Common causes of accidental amputations
As stated, surgery or trauma are the reasons for the separation of a limb or appendage (i.e. fingers, toes) from the body. An accidental amputation is a highly traumatic occurrence that is unexpected and devastating.
Each year in the U.S., approximately 30,000 traumatic amputations occur. Most of the victims of these amputations are between the age of 15 and 40. As well, 70 percent of traumatic amputations occur to the upper limbs.
Other than from catastrophic injuries sustained in combat, some of the most common causes for traumatic (accidental) amputations include:
- Workplace accidents (often involving machinery)
- Motor vehicle crashes (often involving trucks or motorcycles)
- Vehicle-to-pedestrian accidents
- Dangerous or defective products (i.e. electric saws, lawn mowers, other power equipment)
- Crushing or caught-in-between injuries
- Agricultural accidents
- Accidental firearm injuries
Types of amputations
Any body part can be involved in an accidental, traumatic amputation. Amputations are categorized as lower or upper (limbs and extremities). Lower limbs and extremities include the feet, toes, ankle, leg, and pelvis.
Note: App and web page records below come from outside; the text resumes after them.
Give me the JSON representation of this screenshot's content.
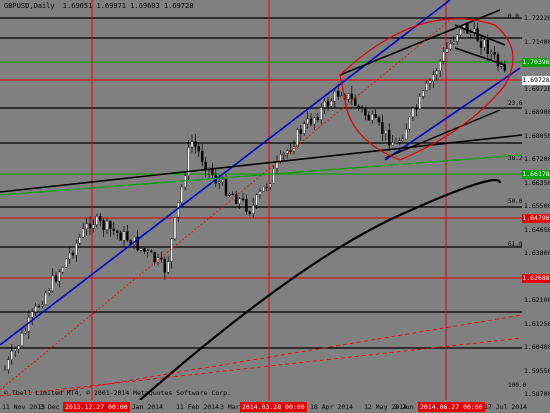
{
  "header": {
    "symbol": "GBPUSD,Daily",
    "ohlc": "1.69651 1.69971 1.69603 1.69728"
  },
  "copyright": "© Ibell Limited MT4, © 2001-2014 MetaQuotes Software Corp.",
  "price_axis": {
    "labels": [
      "1.72220",
      "1.71400",
      "1.70550",
      "1.69728",
      "1.68900",
      "1.68050",
      "1.67200",
      "1.66350",
      "1.65500",
      "1.64650",
      "1.63800",
      "1.62950",
      "1.62100",
      "1.61250",
      "1.60400",
      "1.59550",
      "1.58700"
    ],
    "boxes": [
      {
        "text": "1.70396",
        "bg": "#00a000"
      },
      {
        "text": "1.69728",
        "bg": "#ffffff",
        "fg": "#000000"
      },
      {
        "text": "1.66178",
        "bg": "#00a000"
      },
      {
        "text": "1.64798",
        "bg": "#e60000"
      },
      {
        "text": "1.62688",
        "bg": "#e60000"
      }
    ]
  },
  "time_axis": {
    "labels": [
      "11 Nov 2013",
      "3 Dec",
      "20 Jan 2014",
      "11 Feb 2014",
      "3 Mar",
      "18 Apr 2014",
      "12 May 2014",
      "3 Jun 2014",
      "17 Jul 2014"
    ],
    "highlights": [
      "2013.12.27 00:00",
      "2014.03.28 00:00",
      "2014.06.27 00:00"
    ]
  },
  "fib_levels": [
    "0.0",
    "23.6",
    "38.2",
    "50.0",
    "61.8",
    "100.0"
  ],
  "colors": {
    "background": "#808080",
    "candle_bull": "#ffffff",
    "candle_bear": "#000000",
    "horizontal_black": "#000000",
    "horizontal_red": "#e60000",
    "horizontal_green": "#00a000",
    "channel_blue": "#0000cc",
    "moving_average": "#000000",
    "annotation_red": "#e60000"
  }
}
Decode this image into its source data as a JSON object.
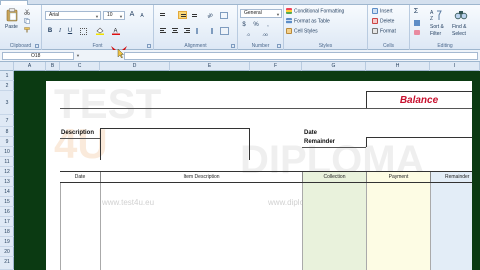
{
  "ribbon": {
    "clipboard": {
      "paste_label": "Paste",
      "group_label": "Clipboard"
    },
    "font": {
      "font_name": "Arial",
      "font_size": "10",
      "bold": "B",
      "italic": "I",
      "underline": "U",
      "grow": "A",
      "shrink": "A",
      "group_label": "Font"
    },
    "alignment": {
      "group_label": "Alignment"
    },
    "number": {
      "format_value": "General",
      "currency": "$",
      "percent": "%",
      "comma": ",",
      "dec_inc": ".0",
      "dec_dec": ".00",
      "group_label": "Number"
    },
    "styles": {
      "conditional_formatting": "Conditional Formatting",
      "format_as_table": "Format as Table",
      "cell_styles": "Cell Styles",
      "group_label": "Styles"
    },
    "cells": {
      "insert": "Insert",
      "delete": "Delete",
      "format": "Format",
      "group_label": "Cells"
    },
    "editing": {
      "sum_symbol": "Σ",
      "sort_filter_line1": "Sort &",
      "sort_filter_line2": "Filter",
      "find_select_line1": "Find &",
      "find_select_line2": "Select",
      "group_label": "Editing"
    }
  },
  "formula_bar": {
    "name_box": "O18",
    "fx_value": ""
  },
  "columns": [
    "A",
    "B",
    "C",
    "D",
    "E",
    "F",
    "G",
    "H",
    "I"
  ],
  "rows": [
    "1",
    "2",
    "3",
    "7",
    "8",
    "9",
    "10",
    "11",
    "12",
    "13",
    "14",
    "15",
    "16",
    "17",
    "18",
    "19",
    "20",
    "21"
  ],
  "sheet": {
    "title": "Balance",
    "description_label": "Description",
    "date_label": "Date",
    "remainder_label": "Remainder",
    "table_headers": [
      "Date",
      "Item Description",
      "Collection",
      "Payment",
      "Remainder"
    ]
  },
  "watermark": {
    "logo_text_1": "TEST",
    "logo_text_2": "4U",
    "logo_text_3": "DIPLOMA",
    "url_1": "www.test4u.eu",
    "url_2": "www.diploma.edu.gr"
  },
  "colors": {
    "balance_title": "#c8102e",
    "collection_fill": "#e9f2dc",
    "payment_fill": "#fdfce4",
    "remainder_fill": "#e3edf7",
    "margin": "#0b3a12"
  }
}
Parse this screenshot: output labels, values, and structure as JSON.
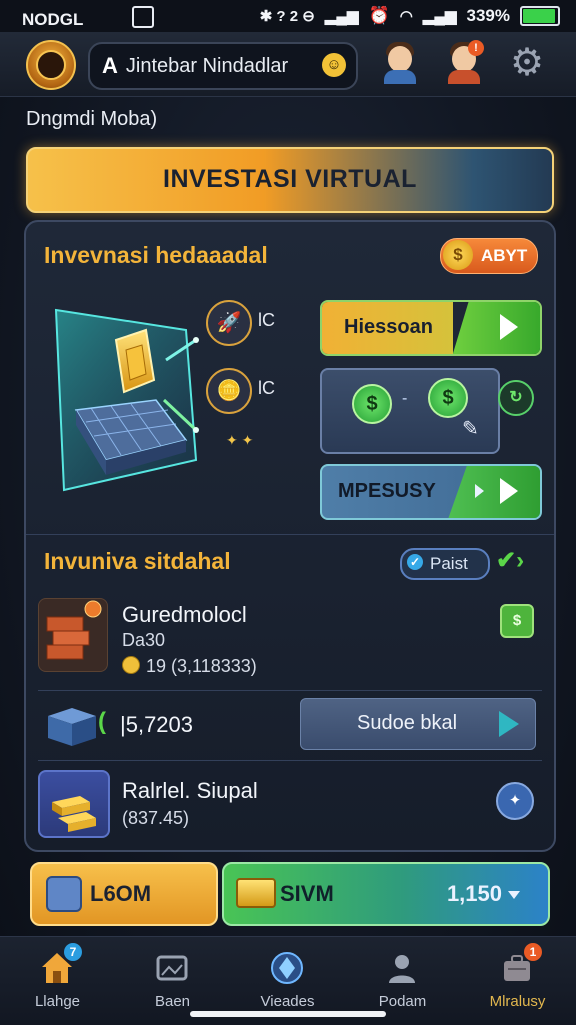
{
  "status_bar": {
    "carrier": "NODGL",
    "icons_mid": "✱ ? 2 ⊖",
    "battery_percent": "339%",
    "battery_level": 0.9
  },
  "header": {
    "search_prefix": "A",
    "search_text": "Jintebar Nindadlar",
    "notification_count": "!"
  },
  "subtitle": "Dngmdi Moba)",
  "banner": {
    "label": "INVESTASI VIRTUAL"
  },
  "section1": {
    "title": "Invevnasi hedaaadal",
    "badge": {
      "coin": "$",
      "label": "ABYT"
    },
    "side_items": [
      {
        "value": "lC"
      },
      {
        "value": "lC"
      }
    ],
    "btn_primary": {
      "label": "Hiessoan"
    },
    "btn_secondary": {
      "label": "MPESUSY"
    }
  },
  "section2": {
    "title": "Invuniva sitdahal",
    "filter": {
      "label": "Paist"
    },
    "items": [
      {
        "title": "Guredmolocl",
        "subtitle": "Da30",
        "amount": "19 (3,118333)"
      },
      {
        "amount": "|5,7203",
        "action_label": "Sudoe bkal"
      },
      {
        "title": "Ralrlel. Siupal",
        "subtitle": "(837.45)"
      }
    ]
  },
  "footer": {
    "left_label": "L6OM",
    "right_label": "SIVM",
    "right_value": "1,150"
  },
  "tabs": [
    {
      "label": "Llahge",
      "badge": "7"
    },
    {
      "label": "Baen"
    },
    {
      "label": "Vieades"
    },
    {
      "label": "Podam"
    },
    {
      "label": "Mlralusy",
      "badge": "1"
    }
  ],
  "colors": {
    "accent_gold": "#f3b43a",
    "accent_green": "#4fbf52",
    "panel_bg": "#1f2838"
  }
}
Upper limbs and extremities include the hands, fingers, wrist, forearm, and shoulder.
Both complete and partial (incomplete) amputations can be life-threatening due to the significant loss of blood involved with each type of injury. A complete amputation involves the entire severing of the limb from the body. In a partial amputation, some of the soft tissue of the connection (ligaments, tendons, muscles) remains.
In certain cases, in the aftermath of a catastrophic injury involving amputation, the severed body part may be reattached to the body – referred to as replantation. There are three major forms of amputation – crush, abolishing, and sharp/guillotine. Avulsion and crush amputations often involve major damage to the soft tissues, vascular tissues, arteries, and nerves, making any attempt at reattachment highly problematic. A sharp/guillotine type of amputation involves less damage to the surrounding elements in the area with more clearly defined edges that make reattachment of the limb more feasible.
Aftermath of amputations
Although physical amputations may heal, the area of the amputation is also subject to the risk of certain complications, including blood clots, infections, and phantom pain (occurring when the person feels the body part that is no longer present).
Phantom pain in the aftermath of an amputation can involve sensations such as burning, aching, itching, dryness, wetness, tension, locked in or trapped feeling, or feeling the missing limb moving. In addition, victims can suffer significant emotional effects from an amputation, including helplessness and depression, along with other changes to the person’s social life.
If you or a loved one has suffered the loss of a limb in a catastrophic event due to the negligence of another person or entity, get in touch with Merkel & Cocke for the representation you need. We have more than 30 years of experience helping injured clients in Mississippi recover from their losses. With offices in Clarksdale and Jackson, we are always nearby when you need us. To set up a free case evaluation, call us today at 662.799.1633 or complete our contact form.